Evaluation Orientations and Working-Family Interplay Trajectories Among Different Cohorts in Transitional China: Evidence from Sequence Analysis

Wednesday, 18 July 2018
Distributed Paper
Guanghui PAN, Brown University, USA

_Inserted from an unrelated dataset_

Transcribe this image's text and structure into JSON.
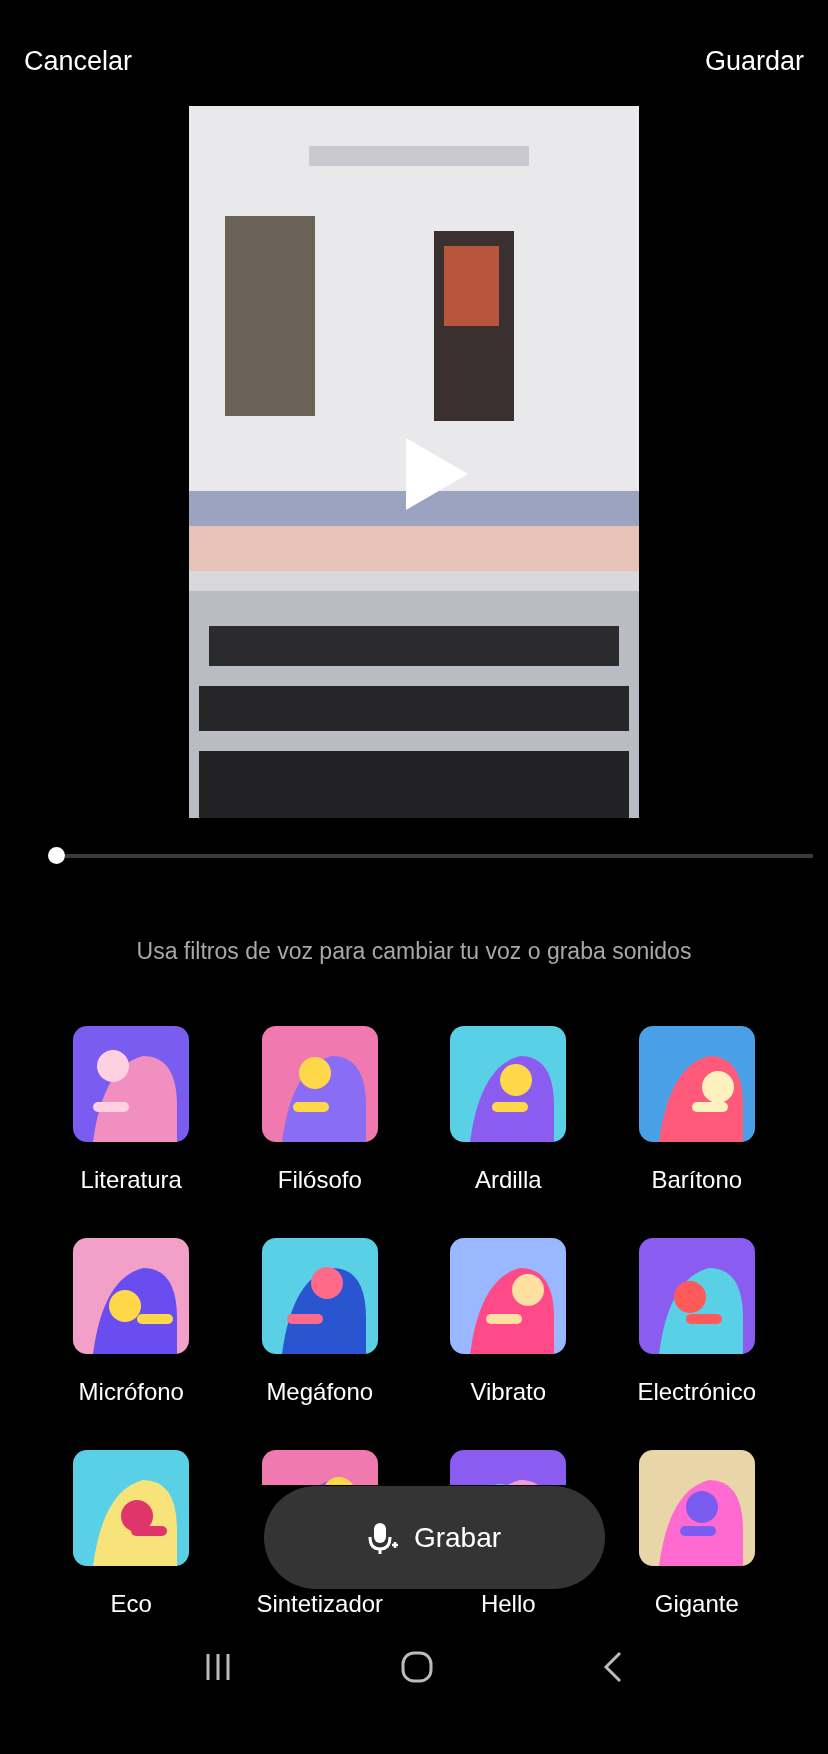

This paper aims to quantitatively “thickly describe” the interplay of work and family trajectories for Chinese people over 45 years old. Using China Health and Retirement Longitudinal Study (CHARLS) life course survey in 2014, by retrospectively tracing the family status and working status for the respondents from 16 years old to 45 years old, this study applies to the two most common sequence analysis methods (Multichannel Sequence Analysis [MCSA] and Global Interdependent Multidimensional Sequence Analysis [GIMSA]), and clusters the patterns of the working status and family status into five categories. We find that: the dichotomy urban and rural working statuses and the divergent number of kids after marriage are the criteria of clustering in each dimension of working and family status; patterns of working and family interplay for elder Chinese residents during their 16 to 45 years old are significantly influenced by the gender, birth of cohort, political label (red, black, or others in the 1950s), parental education level, and respondents’ own educational level. Compared to the research (Aisenbrey and Fasang 2017) on the interplay of working and family status in Germany and the United States, we believe that the patterns in China are profoundly unique due to the influence of certain “socialism” and “post-socialism” policies. Heterogeneities of the working-family sequences among cohorts reveal the impact of the policies directly.